_Excerpted data_
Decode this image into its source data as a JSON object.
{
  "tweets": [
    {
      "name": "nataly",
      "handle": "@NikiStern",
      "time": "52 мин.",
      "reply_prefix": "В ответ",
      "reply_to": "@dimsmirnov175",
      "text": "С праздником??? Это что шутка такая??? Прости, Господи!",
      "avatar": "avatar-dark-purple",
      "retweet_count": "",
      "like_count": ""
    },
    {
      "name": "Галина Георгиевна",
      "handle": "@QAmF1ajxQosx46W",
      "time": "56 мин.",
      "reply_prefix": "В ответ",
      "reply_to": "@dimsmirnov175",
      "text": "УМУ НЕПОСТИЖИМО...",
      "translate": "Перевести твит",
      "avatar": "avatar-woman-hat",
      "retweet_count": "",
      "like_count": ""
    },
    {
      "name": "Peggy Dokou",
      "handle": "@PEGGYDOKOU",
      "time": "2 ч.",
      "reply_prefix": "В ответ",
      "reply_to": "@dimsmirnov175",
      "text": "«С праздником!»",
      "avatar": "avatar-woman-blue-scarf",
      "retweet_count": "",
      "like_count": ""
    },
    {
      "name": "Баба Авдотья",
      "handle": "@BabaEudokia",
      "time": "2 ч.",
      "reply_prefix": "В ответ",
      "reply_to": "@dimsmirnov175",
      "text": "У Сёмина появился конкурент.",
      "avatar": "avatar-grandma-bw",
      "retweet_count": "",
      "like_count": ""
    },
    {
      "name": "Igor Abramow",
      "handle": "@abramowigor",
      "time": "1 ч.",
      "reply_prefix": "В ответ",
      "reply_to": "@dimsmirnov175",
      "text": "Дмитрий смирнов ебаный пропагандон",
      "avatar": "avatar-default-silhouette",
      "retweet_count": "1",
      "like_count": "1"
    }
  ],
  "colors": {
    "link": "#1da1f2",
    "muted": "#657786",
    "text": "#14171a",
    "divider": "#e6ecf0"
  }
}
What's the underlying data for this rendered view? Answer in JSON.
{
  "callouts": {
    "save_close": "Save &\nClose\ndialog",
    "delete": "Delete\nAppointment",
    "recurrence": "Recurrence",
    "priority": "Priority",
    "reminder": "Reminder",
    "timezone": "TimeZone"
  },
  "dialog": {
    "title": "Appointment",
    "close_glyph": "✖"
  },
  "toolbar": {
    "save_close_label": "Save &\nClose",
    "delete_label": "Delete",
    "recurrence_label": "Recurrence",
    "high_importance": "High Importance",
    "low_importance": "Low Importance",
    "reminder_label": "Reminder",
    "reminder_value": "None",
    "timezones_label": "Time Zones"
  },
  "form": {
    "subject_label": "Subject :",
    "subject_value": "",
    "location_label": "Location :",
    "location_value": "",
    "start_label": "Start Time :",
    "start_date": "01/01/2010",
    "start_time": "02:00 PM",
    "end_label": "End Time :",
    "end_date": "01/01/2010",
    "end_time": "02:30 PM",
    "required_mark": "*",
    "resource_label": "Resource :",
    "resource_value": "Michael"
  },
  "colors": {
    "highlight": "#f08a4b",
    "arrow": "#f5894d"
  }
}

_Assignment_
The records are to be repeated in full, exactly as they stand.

_Output for this exercise_
Decode this image into its source data as a JSON object.
{
  "tweets": [
    {
      "name": "nataly",
      "handle": "@NikiStern",
      "time": "52 мин.",
      "reply_prefix": "В ответ",
      "reply_to": "@dimsmirnov175",
      "text": "С праздником??? Это что шутка такая??? Прости, Господи!",
      "avatar": "avatar-dark-purple",
      "retweet_count": "",
      "like_count": ""
    },
    {
      "name": "Галина Георгиевна",
      "handle": "@QAmF1ajxQosx46W",
      "time": "56 мин.",
      "reply_prefix": "В ответ",
      "reply_to": "@dimsmirnov175",
      "text": "УМУ НЕПОСТИЖИМО...",
      "translate": "Перевести твит",
      "avatar": "avatar-woman-hat",
      "retweet_count": "",
      "like_count": ""
    },
    {
      "name": "Peggy Dokou",
      "handle": "@PEGGYDOKOU",
      "time": "2 ч.",
      "reply_prefix": "В ответ",
      "reply_to": "@dimsmirnov175",
      "text": "«С праздником!»",
      "avatar": "avatar-woman-blue-scarf",
      "retweet_count": "",
      "like_count": ""
    },
    {
      "name": "Баба Авдотья",
      "handle": "@BabaEudokia",
      "time": "2 ч.",
      "reply_prefix": "В ответ",
      "reply_to": "@dimsmirnov175",
      "text": "У Сёмина появился конкурент.",
      "avatar": "avatar-grandma-bw",
      "retweet_count": "",
      "like_count": ""
    },
    {
      "name": "Igor Abramow",
      "handle": "@abramowigor",
      "time": "1 ч.",
      "reply_prefix": "В ответ",
      "reply_to": "@dimsmirnov175",
      "text": "Дмитрий смирнов ебаный пропагандон",
      "avatar": "avatar-default-silhouette",
      "retweet_count": "1",
      "like_count": "1"
    }
  ],
  "colors": {
    "link": "#1da1f2",
    "muted": "#657786",
    "text": "#14171a",
    "divider": "#e6ecf0"
  }
}
What's the underlying data for this rendered view? Answer in JSON.
{
  "callouts": {
    "save_close": "Save &\nClose\ndialog",
    "delete": "Delete\nAppointment",
    "recurrence": "Recurrence",
    "priority": "Priority",
    "reminder": "Reminder",
    "timezone": "TimeZone"
  },
  "dialog": {
    "title": "Appointment",
    "close_glyph": "✖"
  },
  "toolbar": {
    "save_close_label": "Save &\nClose",
    "delete_label": "Delete",
    "recurrence_label": "Recurrence",
    "high_importance": "High Importance",
    "low_importance": "Low Importance",
    "reminder_label": "Reminder",
    "reminder_value": "None",
    "timezones_label": "Time Zones"
  },
  "form": {
    "subject_label": "Subject :",
    "subject_value": "",
    "location_label": "Location :",
    "location_value": "",
    "start_label": "Start Time :",
    "start_date": "01/01/2010",
    "start_time": "02:00 PM",
    "end_label": "End Time :",
    "end_date": "01/01/2010",
    "end_time": "02:30 PM",
    "required_mark": "*",
    "resource_label": "Resource :",
    "resource_value": "Michael"
  },
  "colors": {
    "highlight": "#f08a4b",
    "arrow": "#f5894d"
  }
}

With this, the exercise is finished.